Brands, of which chain stores are a part, a also a part of the way consumers deal with the lack of perfect information in a market. Consumers are often willing to pay a premium in a chain store they trust, partly because they have an expectation that the quality of branded merchandise is better than the average quality of merchandise out there. In this sense, brands can be though of as a means of lowering the consumer’s cost of acquiring information on quality. Markets in which brands are dominant may not be perfectly efficient, but they do come a long way in lowering consumer's transaction costs. In Canterbury a few months ago my friendand classmate Sophia and i went into a local establishment, and here put off by the price and quality of the coffee and sandwiches we were given. The service was not great either. Sophia (who's one of the "undrinkables") says that could be a reason why Starbucks does so well--their service is generally so much better than the local average.

Nationalism plays a role; I would not go as far as to call it anti-Americanism, but some people regard the presence of American chains (like the Gap) as an import of the vulgar, common part of Americana they would rather do without. The imports, though, went out of their way to do things differently to attract business. Until the European Union Working Time Directive became law in the UK in 1998, branches of Borders bookstores would remain open until 11pm, everyday. (The directive indirectly led to the reduction of most shop hours to just six hours on Sundays.) To this day, good and venerable British stalwarts as Foyle's, Blackwell's and Waterstone's don't open past eight or nine pm.
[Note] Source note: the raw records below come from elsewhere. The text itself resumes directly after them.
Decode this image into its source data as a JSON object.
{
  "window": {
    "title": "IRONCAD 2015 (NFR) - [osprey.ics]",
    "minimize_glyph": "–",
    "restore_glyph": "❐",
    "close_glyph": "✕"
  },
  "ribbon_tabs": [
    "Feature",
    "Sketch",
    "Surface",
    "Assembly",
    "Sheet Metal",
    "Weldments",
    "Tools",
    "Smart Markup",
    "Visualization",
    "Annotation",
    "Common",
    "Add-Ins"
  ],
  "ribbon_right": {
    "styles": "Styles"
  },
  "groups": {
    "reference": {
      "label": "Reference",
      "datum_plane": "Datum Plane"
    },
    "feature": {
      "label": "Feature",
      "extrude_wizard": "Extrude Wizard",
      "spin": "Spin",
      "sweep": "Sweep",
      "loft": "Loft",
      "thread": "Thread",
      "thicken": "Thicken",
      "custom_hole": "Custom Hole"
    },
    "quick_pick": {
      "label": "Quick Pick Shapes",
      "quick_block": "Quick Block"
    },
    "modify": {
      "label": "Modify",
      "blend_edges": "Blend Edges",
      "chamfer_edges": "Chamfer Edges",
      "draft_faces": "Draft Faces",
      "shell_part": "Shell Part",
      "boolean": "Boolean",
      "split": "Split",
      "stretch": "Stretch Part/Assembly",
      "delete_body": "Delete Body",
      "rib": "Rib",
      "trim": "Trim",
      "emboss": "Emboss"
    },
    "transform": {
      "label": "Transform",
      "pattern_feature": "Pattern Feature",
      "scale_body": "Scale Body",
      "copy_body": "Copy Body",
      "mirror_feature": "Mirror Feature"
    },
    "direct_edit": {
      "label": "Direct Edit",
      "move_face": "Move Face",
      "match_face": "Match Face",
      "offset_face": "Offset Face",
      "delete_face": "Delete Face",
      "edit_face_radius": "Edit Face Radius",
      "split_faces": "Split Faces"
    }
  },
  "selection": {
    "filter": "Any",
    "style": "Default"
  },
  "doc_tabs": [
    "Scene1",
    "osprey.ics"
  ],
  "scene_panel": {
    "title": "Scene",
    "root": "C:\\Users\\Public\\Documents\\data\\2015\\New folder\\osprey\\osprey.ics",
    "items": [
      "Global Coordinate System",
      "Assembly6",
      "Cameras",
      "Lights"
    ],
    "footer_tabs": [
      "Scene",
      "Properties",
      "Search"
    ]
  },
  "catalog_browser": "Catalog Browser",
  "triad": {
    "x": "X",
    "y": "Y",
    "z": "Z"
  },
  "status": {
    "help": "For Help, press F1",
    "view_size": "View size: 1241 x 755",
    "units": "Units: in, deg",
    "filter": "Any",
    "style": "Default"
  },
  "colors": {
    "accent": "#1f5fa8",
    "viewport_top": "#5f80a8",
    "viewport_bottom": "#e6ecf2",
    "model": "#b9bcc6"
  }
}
To busy people, extended opening hours are a great convenience, and the bookstores, in effect, add to public space--they become third places, which, as Glenn Reynolds points out, are "somewhere more congenial than the office, less isolated than home". A July 2001 article from the Atlantic quotes the New Statesman on Waterstone's, saying that "Cities that lacked any decent bookshop suddenly got one; sometimes, with the competition, even two or three. Culturally it matches Allen Lane's invention of the cheap, good paperback when he launched Penguin Books in 1935." The convenience of late opening hours was why I was studying at Starbucks--it was one of the few places wih a decent ambience that remains open until midnight. (Links via Virginia Postrel.)
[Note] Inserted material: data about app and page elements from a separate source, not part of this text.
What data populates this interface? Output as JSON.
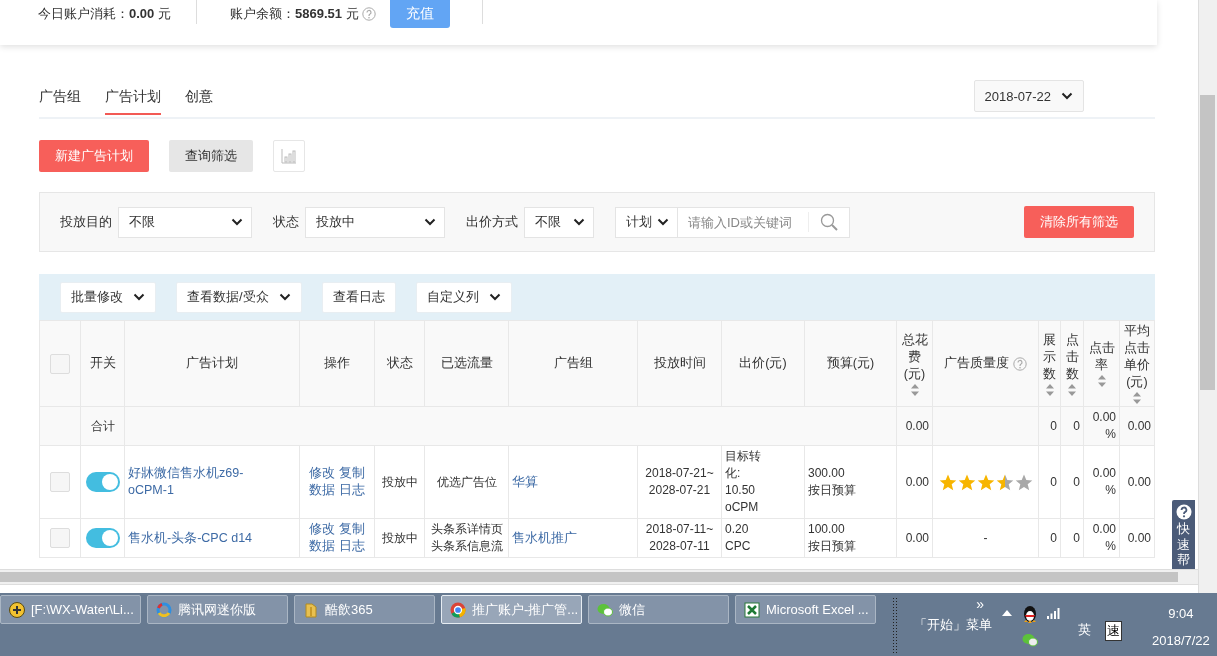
{
  "account": {
    "spend": "今日账户消耗：**0.00** 元",
    "balance": "账户余额：**5869.51** 元",
    "recharge_button": "充值"
  },
  "tabs": [
    {
      "label": "广告组",
      "selected": false
    },
    {
      "label": "广告计划",
      "selected": true
    },
    {
      "label": "创意",
      "selected": false
    }
  ],
  "date_picker": "2018-07-22",
  "actions": {
    "new_button": "新建广告计划",
    "query_button": "查询筛选"
  },
  "filters": [
    {
      "label": "投放目的",
      "value": "不限"
    },
    {
      "label": "状态",
      "value": "投放中"
    },
    {
      "label": "出价方式",
      "value": "不限"
    }
  ],
  "search": {
    "scope": "计划",
    "placeholder": "请输入ID或关键词"
  },
  "clear_button": "清除所有筛选",
  "toolbar": [
    {
      "label": "批量修改",
      "dropdown": true
    },
    {
      "label": "查看数据/受众",
      "dropdown": true
    },
    {
      "label": "查看日志",
      "dropdown": false
    },
    {
      "label": "自定义列",
      "dropdown": true
    }
  ],
  "table": {
    "header_checked": false,
    "columns": [
      {
        "label": "开关",
        "sortable": false,
        "help": false
      },
      {
        "label": "广告计划",
        "sortable": false,
        "help": false
      },
      {
        "label": "操作",
        "sortable": false,
        "help": false
      },
      {
        "label": "状态",
        "sortable": false,
        "help": false
      },
      {
        "label": "已选流量",
        "sortable": false,
        "help": false
      },
      {
        "label": "广告组",
        "sortable": false,
        "help": false
      },
      {
        "label": "投放时间",
        "sortable": false,
        "help": false
      },
      {
        "label": "出价(元)",
        "sortable": false,
        "help": false
      },
      {
        "label": "预算(元)",
        "sortable": false,
        "help": false
      },
      {
        "label": "总花费(元)",
        "sortable": true,
        "help": false
      },
      {
        "label": "广告质量度",
        "sortable": false,
        "help": true
      },
      {
        "label": "展示数",
        "sortable": true,
        "help": false
      },
      {
        "label": "点击数",
        "sortable": true,
        "help": false
      },
      {
        "label": "点击率",
        "sortable": true,
        "help": false
      },
      {
        "label": "平均点击单价(元)",
        "sortable": true,
        "help": false
      }
    ],
    "total_row": {
      "label": "合计",
      "cost": "0.00",
      "impressions": "0",
      "clicks": "0",
      "ctr": "0.00 %",
      "avg_cpc": "0.00"
    },
    "rows": [
      {
        "checked": false,
        "on": true,
        "name": "好牀微信售水机z69-oCPM-1",
        "ops": [
          "修改",
          "复制",
          "数据",
          "日志"
        ],
        "status": "投放中",
        "traffic": [
          "优选广告位"
        ],
        "group": "华算",
        "time": [
          "2018-07-21~",
          "2028-07-21"
        ],
        "bid": [
          "目标转化:",
          "10.50",
          "oCPM"
        ],
        "budget": [
          "300.00",
          "按日预算"
        ],
        "cost": "0.00",
        "quality": {
          "kind": "stars",
          "stars": 3.5
        },
        "impressions": "0",
        "clicks": "0",
        "ctr": "0.00 %",
        "avg_cpc": "0.00"
      },
      {
        "checked": false,
        "on": true,
        "name": "售水机-头条-CPC d14",
        "ops": [
          "修改",
          "复制",
          "数据",
          "日志"
        ],
        "status": "投放中",
        "traffic": [
          "头条系详情页",
          "头条系信息流"
        ],
        "group": "售水机推广",
        "time": [
          "2018-07-11~",
          "2028-07-11"
        ],
        "bid": [
          "0.20",
          "CPC"
        ],
        "budget": [
          "100.00",
          "按日预算"
        ],
        "cost": "0.00",
        "quality": {
          "kind": "text",
          "text": "-"
        },
        "impressions": "0",
        "clicks": "0",
        "ctr": "0.00 %",
        "avg_cpc": "0.00"
      }
    ]
  },
  "help_tab": "快速帮",
  "taskbar": {
    "tasks": [
      {
        "label": "[F:\\WX-Water\\Li...",
        "kind": "disc",
        "selected": false
      },
      {
        "label": "腾讯网迷你版",
        "kind": "ring",
        "selected": false
      },
      {
        "label": "酷飲365",
        "kind": "folder",
        "selected": false
      },
      {
        "label": "推广账户-推广管...",
        "kind": "browser",
        "selected": true
      },
      {
        "label": "微信",
        "kind": "chat",
        "selected": false
      },
      {
        "label": "Microsoft Excel ...",
        "kind": "sheet",
        "selected": false
      }
    ],
    "more": "»",
    "start_menu": "「开始」菜单",
    "ime": [
      "英",
      "速"
    ],
    "time": "9:04",
    "date": "2018/7/22"
  }
}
For me, Starbucks illustrates one thing--prosperity. If your residential neighbourhood has a Starbucks, or if one is coming there soon, then it's a sign that outsiders are taking notice of what's happening in an area. (The same could possibly be said for the Pizza Express chain. I, for one, do not get the European taste for pizza--either it's gourmet or it's Domino's. Give me a big slice of New York-style any day.) Last weekend I was in Sutton and Croydon, both in south London. Both had a branch of Starbucks. Lewisham, close to the Thames and the part of London where I live, does not. Now I quite like my area, and I think it's on the up and up, but a Starbucks outlet would be a another sign of arrival--of being cosmopolitan, if a working-middle class area could be such a thing. Some may rail against this, but I think it would be not bad thing, once they keep on serving Tazo Chai tea.